responsibility to help all the creatures of this small island, from dogs and
cats to the wild horses. Aleida Tolentino, the Shelter Manager, explains that
their goal is to "spay and neuter anything and everything they can get their
hands on." With the help of PetSmart, who provided a grant allowing them to
start a Spay/Neuter and Release Program for the stray dogs and cats and the
services of a veterinarian that comes in three times a week, they are able to
work toward this goal. Unfortunately this is a never ending battle. Many of the
citizens share the common belief that to spay or neuter a dog is punishment;
comparing it to the sterilization of people; "being pro-animal rights is letting
them reproduce, it's only natural" many say. Aleida does say that the problem
has improved over the last fewyears. More and more people are regularly
vaccinating their pets. They are taking better care of their animals, and some
are choosing to spay and neuter. However, as she states, "as long as someone is
breeding, the problem continues." She wants the United States to know that "this
(Puerto Rico) is a different culture. The U.S. is raised to love and respect
animals, here they are not part of the family for many pet owners.

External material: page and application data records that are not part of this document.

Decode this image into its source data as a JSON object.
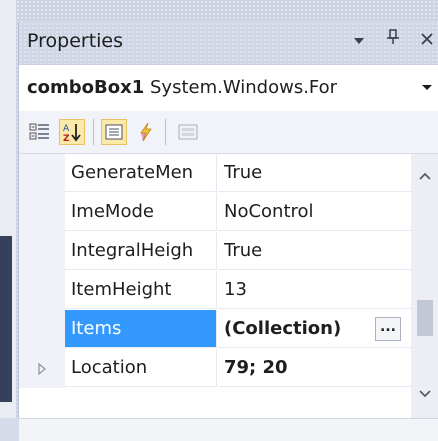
{
  "panel": {
    "title": "Properties",
    "buttons": {
      "dropdown_icon": "triangle-down-icon",
      "pin_icon": "pin-icon",
      "close_icon": "close-icon"
    }
  },
  "selector": {
    "object_name": "comboBox1",
    "object_type": "System.Windows.For"
  },
  "toolbar": {
    "tools": [
      "categorized-icon",
      "alphabetical-icon",
      "properties-icon",
      "events-icon",
      "property-pages-icon"
    ]
  },
  "grid": {
    "rows": [
      {
        "name": "GenerateMen",
        "value": "True",
        "bold": false,
        "selected": false,
        "expandable": false
      },
      {
        "name": "ImeMode",
        "value": "NoControl",
        "bold": false,
        "selected": false,
        "expandable": false
      },
      {
        "name": "IntegralHeigh",
        "value": "True",
        "bold": false,
        "selected": false,
        "expandable": false
      },
      {
        "name": "ItemHeight",
        "value": "13",
        "bold": false,
        "selected": false,
        "expandable": false
      },
      {
        "name": "Items",
        "value": "(Collection)",
        "bold": true,
        "selected": true,
        "expandable": false,
        "button": "..."
      },
      {
        "name": "Location",
        "value": "79; 20",
        "bold": true,
        "selected": false,
        "expandable": true
      }
    ]
  },
  "colors": {
    "selection": "#3399ff",
    "active_tool": "#fbe9a9"
  }
}
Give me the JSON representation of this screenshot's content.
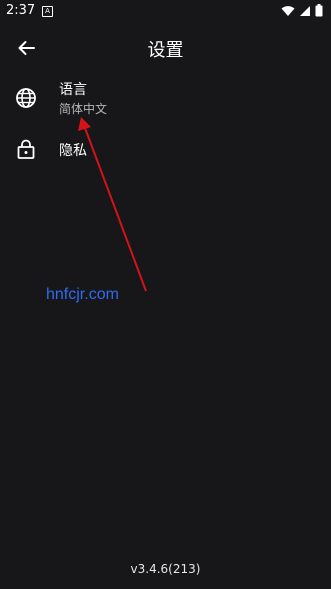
{
  "status_bar": {
    "time": "2:37",
    "notification_badge": "A"
  },
  "header": {
    "title": "设置"
  },
  "settings": {
    "language": {
      "label": "语言",
      "value": "简体中文",
      "icon": "globe-icon"
    },
    "privacy": {
      "label": "隐私",
      "icon": "lock-icon"
    }
  },
  "watermark": "hnfcjr.com",
  "footer": {
    "version": "v3.4.6(213)"
  },
  "colors": {
    "background": "#17171a",
    "annotation_arrow": "#d21418",
    "watermark": "#2f6bf0"
  }
}
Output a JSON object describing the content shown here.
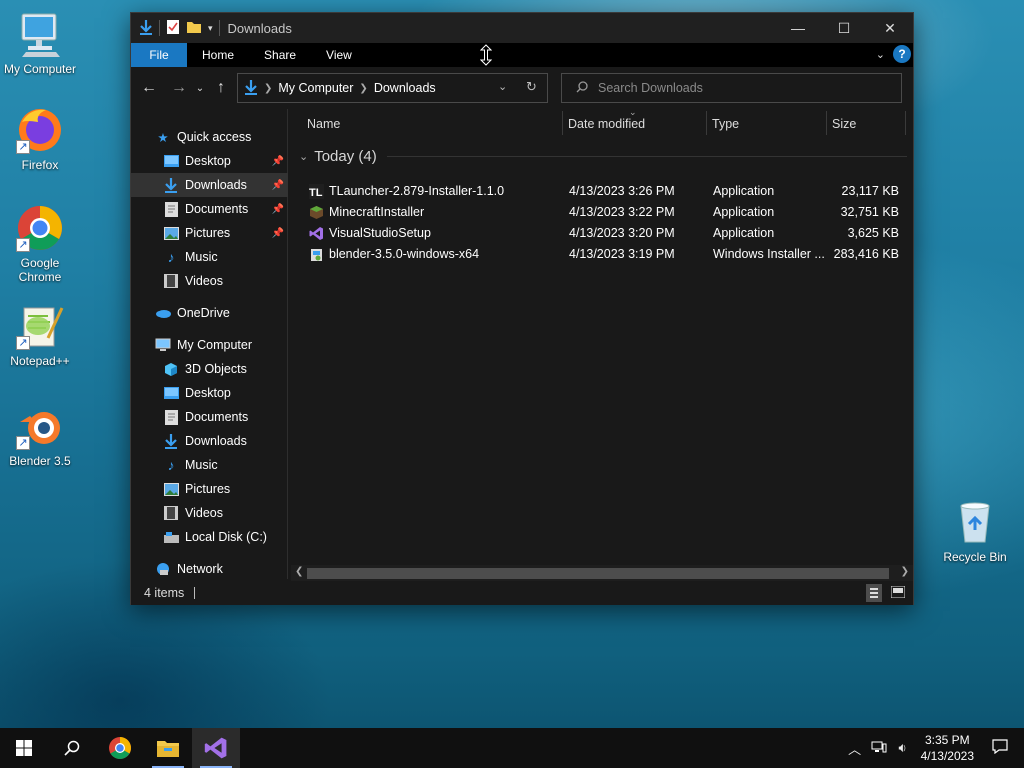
{
  "desktop": {
    "icons": [
      {
        "label": "My Computer"
      },
      {
        "label": "Firefox"
      },
      {
        "label": "Google Chrome"
      },
      {
        "label": "Notepad++"
      },
      {
        "label": "Blender 3.5"
      },
      {
        "label": "Recycle Bin"
      }
    ]
  },
  "window": {
    "title": "Downloads",
    "controls": {
      "minimize": "—",
      "maximize": "☐",
      "close": "✕"
    },
    "ribbon_tabs": [
      "File",
      "Home",
      "Share",
      "View"
    ],
    "help": "?",
    "address": {
      "crumbs": [
        "My Computer",
        "Downloads"
      ]
    },
    "search": {
      "placeholder": "Search Downloads"
    },
    "nav": {
      "quick_access": "Quick access",
      "quick_items": [
        "Desktop",
        "Downloads",
        "Documents",
        "Pictures",
        "Music",
        "Videos"
      ],
      "onedrive": "OneDrive",
      "this_pc": "My Computer",
      "pc_items": [
        "3D Objects",
        "Desktop",
        "Documents",
        "Downloads",
        "Music",
        "Pictures",
        "Videos",
        "Local Disk (C:)"
      ],
      "network": "Network"
    },
    "columns": [
      "Name",
      "Date modified",
      "Type",
      "Size"
    ],
    "group": "Today (4)",
    "files": [
      {
        "name": "TLauncher-2.879-Installer-1.1.0",
        "date": "4/13/2023 3:26 PM",
        "type": "Application",
        "size": "23,117 KB",
        "icon": "tlauncher-icon"
      },
      {
        "name": "MinecraftInstaller",
        "date": "4/13/2023 3:22 PM",
        "type": "Application",
        "size": "32,751 KB",
        "icon": "minecraft-icon"
      },
      {
        "name": "VisualStudioSetup",
        "date": "4/13/2023 3:20 PM",
        "type": "Application",
        "size": "3,625 KB",
        "icon": "visual-studio-icon"
      },
      {
        "name": "blender-3.5.0-windows-x64",
        "date": "4/13/2023 3:19 PM",
        "type": "Windows Installer ...",
        "size": "283,416 KB",
        "icon": "msi-installer-icon"
      }
    ],
    "status": "4 items"
  },
  "taskbar": {
    "clock_time": "3:35 PM",
    "clock_date": "4/13/2023"
  },
  "colors": {
    "accent": "#1a78c2",
    "window_bg": "#191919",
    "selected_bg": "#333333"
  }
}
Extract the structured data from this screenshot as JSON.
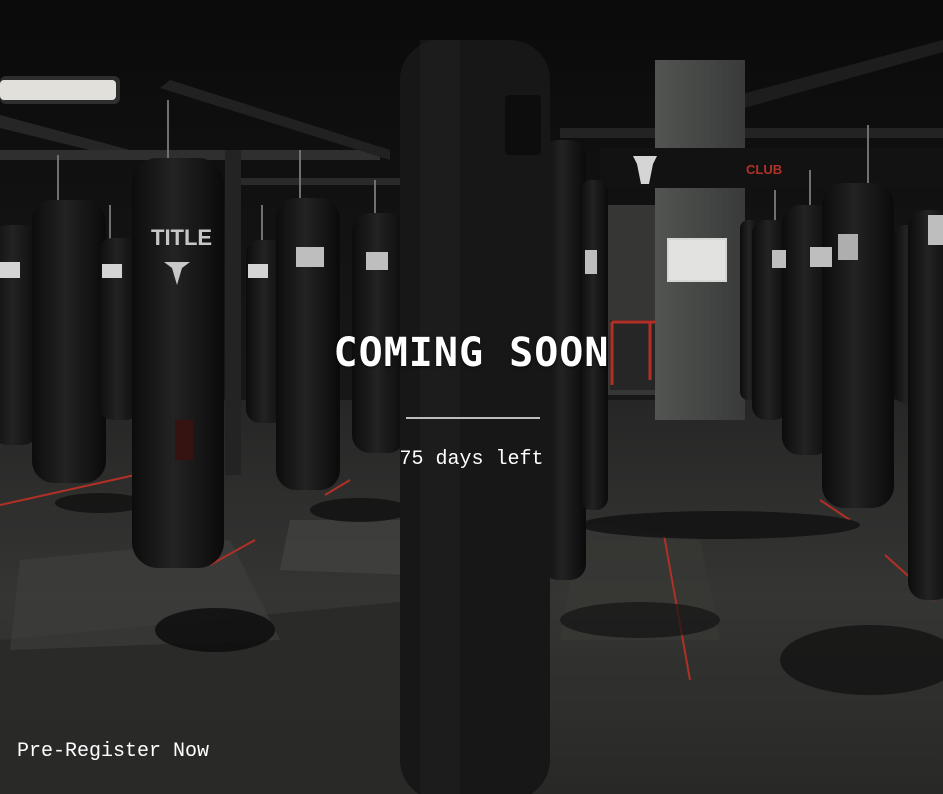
{
  "headline": "COMING SOON",
  "countdown": "75 days left",
  "cta_label": "Pre-Register Now",
  "bag_brand": "TITLE",
  "sign_text": "CLUB",
  "colors": {
    "text": "#ffffff",
    "divider": "#bdbdbd",
    "floor_tape": "#c0352a",
    "bag": "#1a1a1a"
  }
}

We need help educating the children to respect and care for animals, explain
the benefits of spay and neuter and vaccinations." Puerto Rico will become a
state, so this becomes our problem too. We need to make changes happen in Puerto
Rico so that massive euthanasia isn't the only solution. Volunteer to be a pet
escort if you plan to travel to Puerto Rico, donate your frequent flier miles
for the transportation of pets to forever homes in the United States, donate
supplies, food and money to these organizations, send letters to Governor Luis
FortuÃ±o asking him to find humane solutions to these problems. Demand change
and be a voice for these animals.